> [INPUT FOR THIS TASK]:
__________________________________________________
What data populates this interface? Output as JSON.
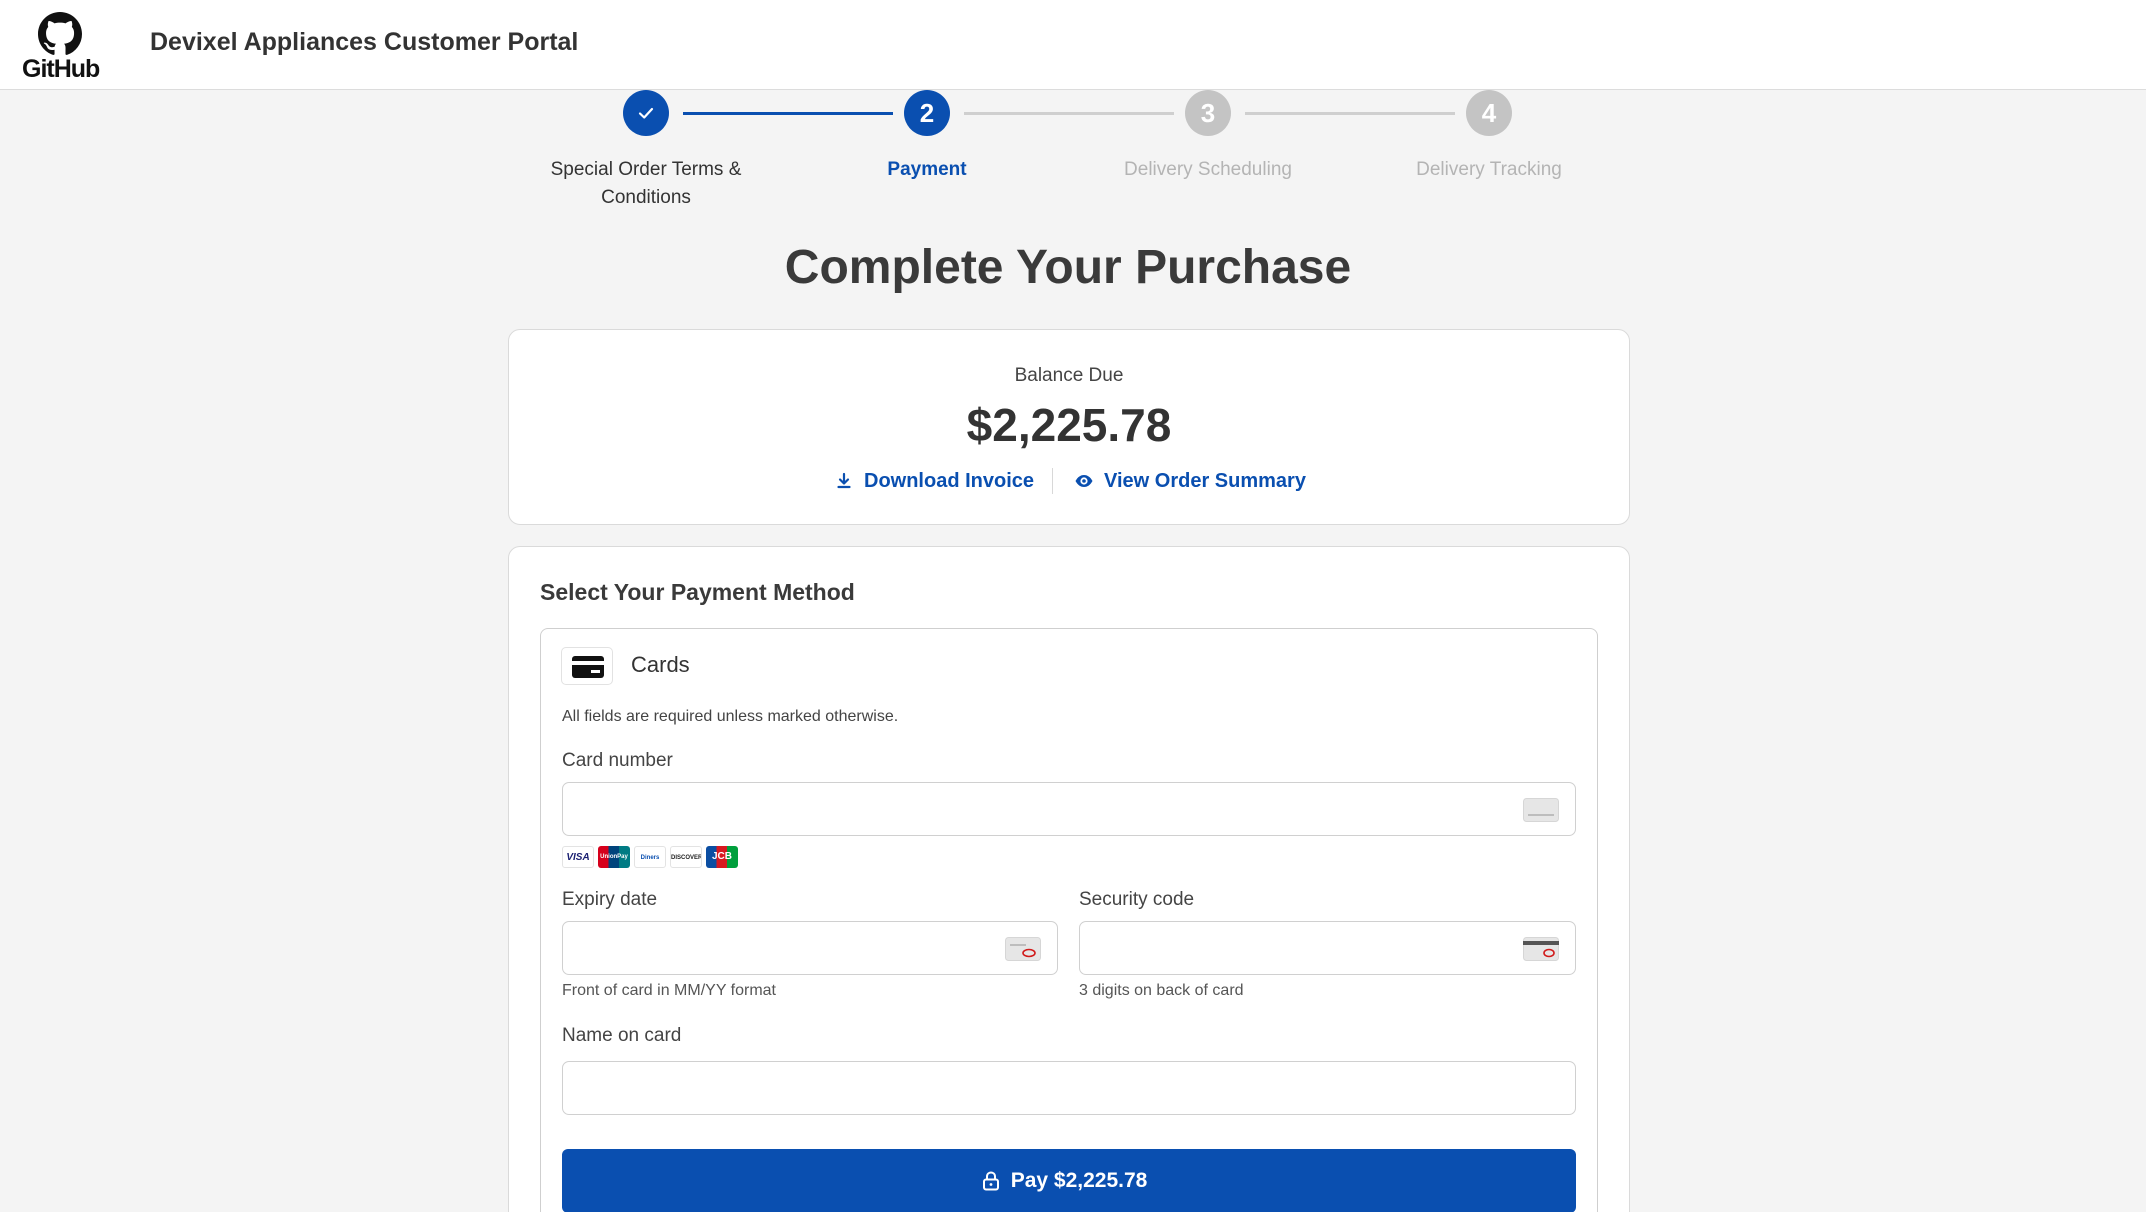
{
  "header": {
    "logo_text": "GitHub",
    "portal_title": "Devixel Appliances Customer Portal"
  },
  "stepper": {
    "steps": [
      {
        "number": "1",
        "label": "Special Order Terms & Conditions",
        "state": "done"
      },
      {
        "number": "2",
        "label": "Payment",
        "state": "current"
      },
      {
        "number": "3",
        "label": "Delivery Scheduling",
        "state": "upcoming"
      },
      {
        "number": "4",
        "label": "Delivery Tracking",
        "state": "upcoming"
      }
    ]
  },
  "page": {
    "title": "Complete Your Purchase"
  },
  "balance": {
    "label": "Balance Due",
    "amount": "$2,225.78",
    "download_invoice": "Download Invoice",
    "view_order_summary": "View Order Summary"
  },
  "payment": {
    "section_title": "Select Your Payment Method",
    "method_name": "Cards",
    "required_note": "All fields are required unless marked otherwise.",
    "card_number_label": "Card number",
    "card_number_value": "",
    "brands": [
      "VISA",
      "UnionPay",
      "Diners",
      "DISCOVER",
      "JCB"
    ],
    "expiry_label": "Expiry date",
    "expiry_value": "",
    "expiry_hint": "Front of card in MM/YY format",
    "security_label": "Security code",
    "security_value": "",
    "security_hint": "3 digits on back of card",
    "name_label": "Name on card",
    "name_value": "",
    "pay_button": "Pay $2,225.78"
  },
  "colors": {
    "accent": "#0a4fb0",
    "inactive_step": "#c4c4c4",
    "background": "#f4f4f4"
  }
}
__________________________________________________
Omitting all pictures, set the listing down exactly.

> [PROBLEM SOLUTION]:
What data populates this interface? Output as JSON.
{
  "header": {
    "logo_text": "GitHub",
    "portal_title": "Devixel Appliances Customer Portal"
  },
  "stepper": {
    "steps": [
      {
        "number": "1",
        "label": "Special Order Terms & Conditions",
        "state": "done"
      },
      {
        "number": "2",
        "label": "Payment",
        "state": "current"
      },
      {
        "number": "3",
        "label": "Delivery Scheduling",
        "state": "upcoming"
      },
      {
        "number": "4",
        "label": "Delivery Tracking",
        "state": "upcoming"
      }
    ]
  },
  "page": {
    "title": "Complete Your Purchase"
  },
  "balance": {
    "label": "Balance Due",
    "amount": "$2,225.78",
    "download_invoice": "Download Invoice",
    "view_order_summary": "View Order Summary"
  },
  "payment": {
    "section_title": "Select Your Payment Method",
    "method_name": "Cards",
    "required_note": "All fields are required unless marked otherwise.",
    "card_number_label": "Card number",
    "card_number_value": "",
    "brands": [
      "VISA",
      "UnionPay",
      "Diners",
      "DISCOVER",
      "JCB"
    ],
    "expiry_label": "Expiry date",
    "expiry_value": "",
    "expiry_hint": "Front of card in MM/YY format",
    "security_label": "Security code",
    "security_value": "",
    "security_hint": "3 digits on back of card",
    "name_label": "Name on card",
    "name_value": "",
    "pay_button": "Pay $2,225.78"
  },
  "colors": {
    "accent": "#0a4fb0",
    "inactive_step": "#c4c4c4",
    "background": "#f4f4f4"
  }
}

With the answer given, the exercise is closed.